Related Links

  • Lux Research
  • Elsevier Ltd is not responsible for the content of external websites.

News

Organic solar PV falls short of expectations

Organic solar photovoltaics' (OPV) relatively poor conversion efficiencies and short lifetimes, means it will not compete with conventional solar power technologies, according to Lux Research.

By Renewable Energy Focus staff

Commercial uses for solar OPV modules will nonetheless take place over the next decade and the market could reach US$159 million in 2020.

Looking for a Future in Organic Photovoltaics by Lux Research looks at possible growth for solar OPV modules using organic (carbon-containing) polymers or molecules.

The report calculates adoption potential for solar OPV’s two main technology categories – bulk heterojunction (BHJ) solar OPV devices and dye-sensitised solar cells (DSSC) – in five different market segments: building integrated photovoltaics (BIPV), developing world applications, defence, consumer electronics, and signage.

“While part of OPV’s appeal is the hope of low costs, we found it won’t beat crystalline silicon or inorganic thin-film on cost per watt,” says Alex Carter, a Lux Research Associate and the report’s lead author.

“As a result, developers will focus on niche applications where OPV provides other capabilities like transparency and flexibility.
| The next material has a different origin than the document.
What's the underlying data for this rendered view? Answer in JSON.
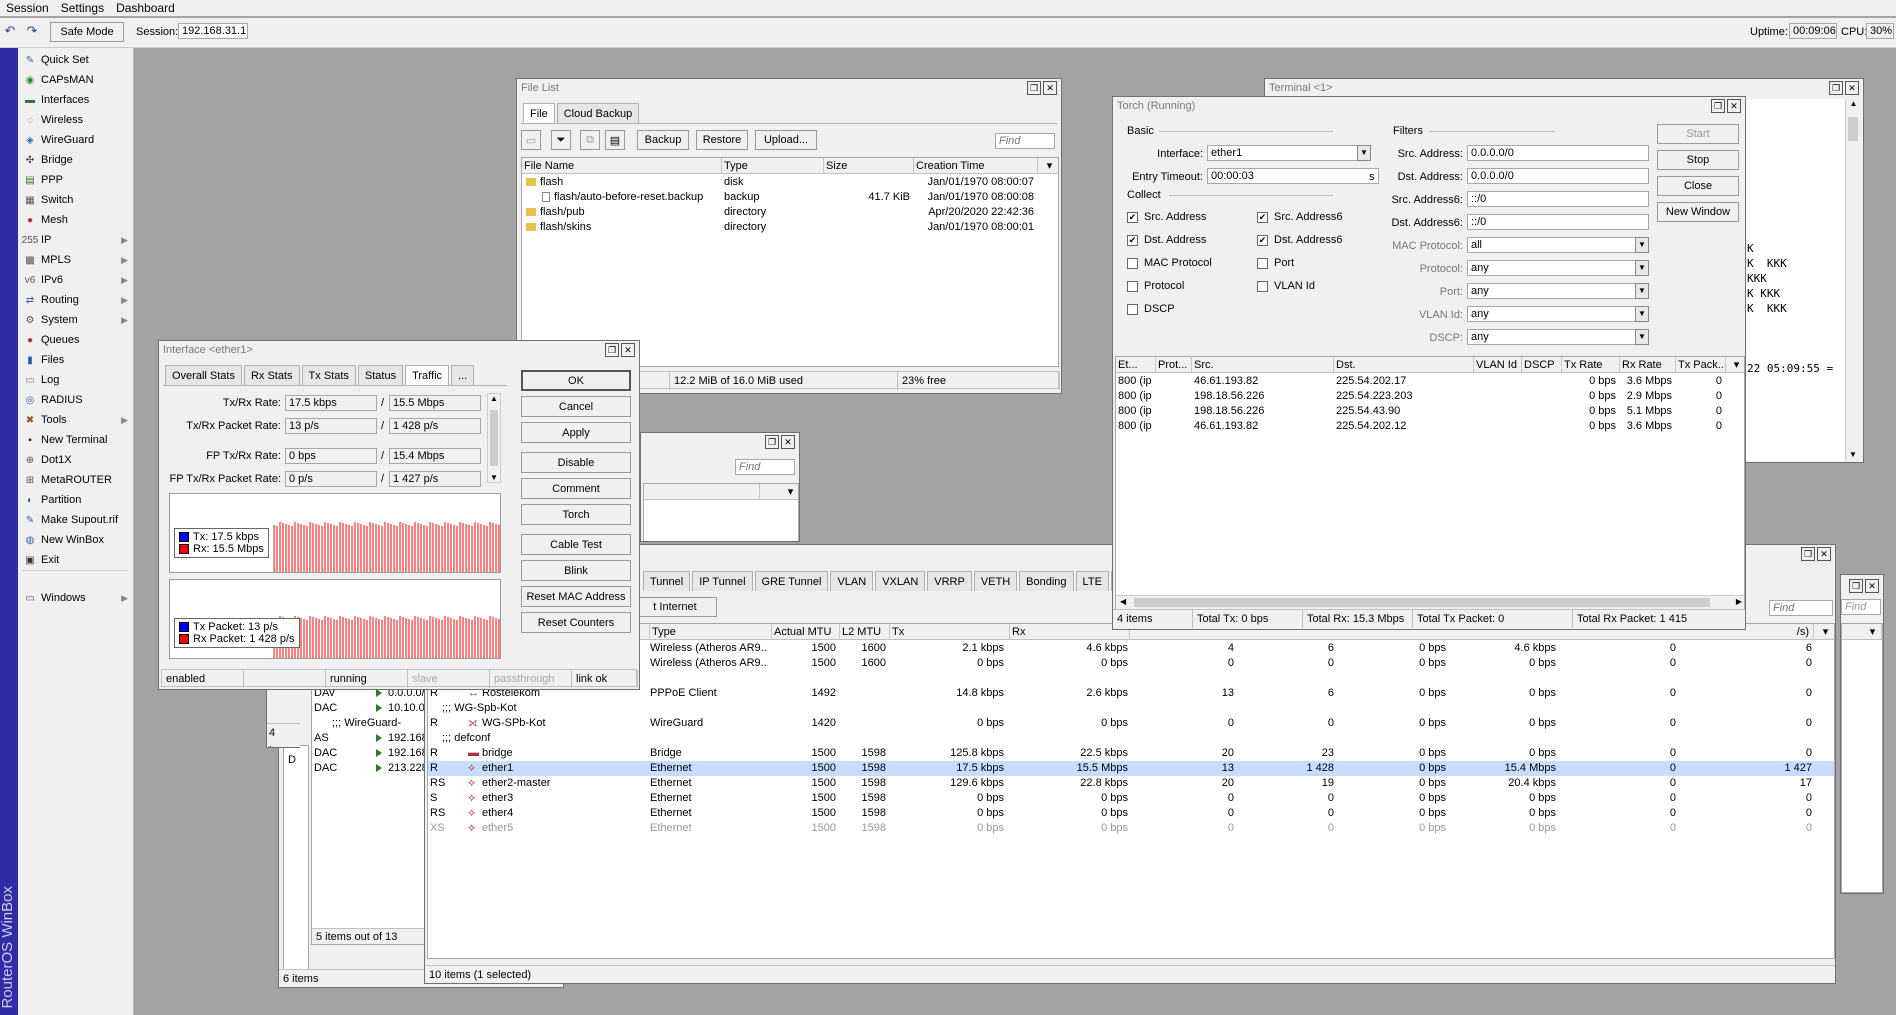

There will be some success, but not the disruptive impact developers are proclaiming.”

Key findings include:

  • Solar OPV will reach 97 MW and US$159m on the back of BIPV and defence. BHJ technology dominates early but, as flexible DSSC devices mature, they gain to capture 53% of the market in 2020;
  • BIPV provides niches for both BHJ and DSSC. The report examines three variations on BIPV: flexible membranes for roofing and shade structures like awnings, solar shingles for pitched roofing, and rigid windows and fade elements. BIPV – overall – will grow to 27 MW of demand and a US$44m market, with around two thirds of that based on flexible membranes, and most of the balance from windows and facades. BHJ takes 47% of the market here by MW, but only 39% by revenues; and
  • Defence applications are driven by portable power for soldiers. The ease of integrating solar OPV into certain flexible structures and the ability to pattern it could help set it apart for some applications – like integration into tents and even uniforms – and allow it to gain some market share. In defence applications, OPV will expand to 34 MW in 2020, pulling in US$64m in revenues – split 60:40 between DSSC and BHJ.

Share this article

More services

 

This article is featured in:
Photovoltaics (PV)

 

Comment on this article

You must be registered and logged in to leave a comment about this article.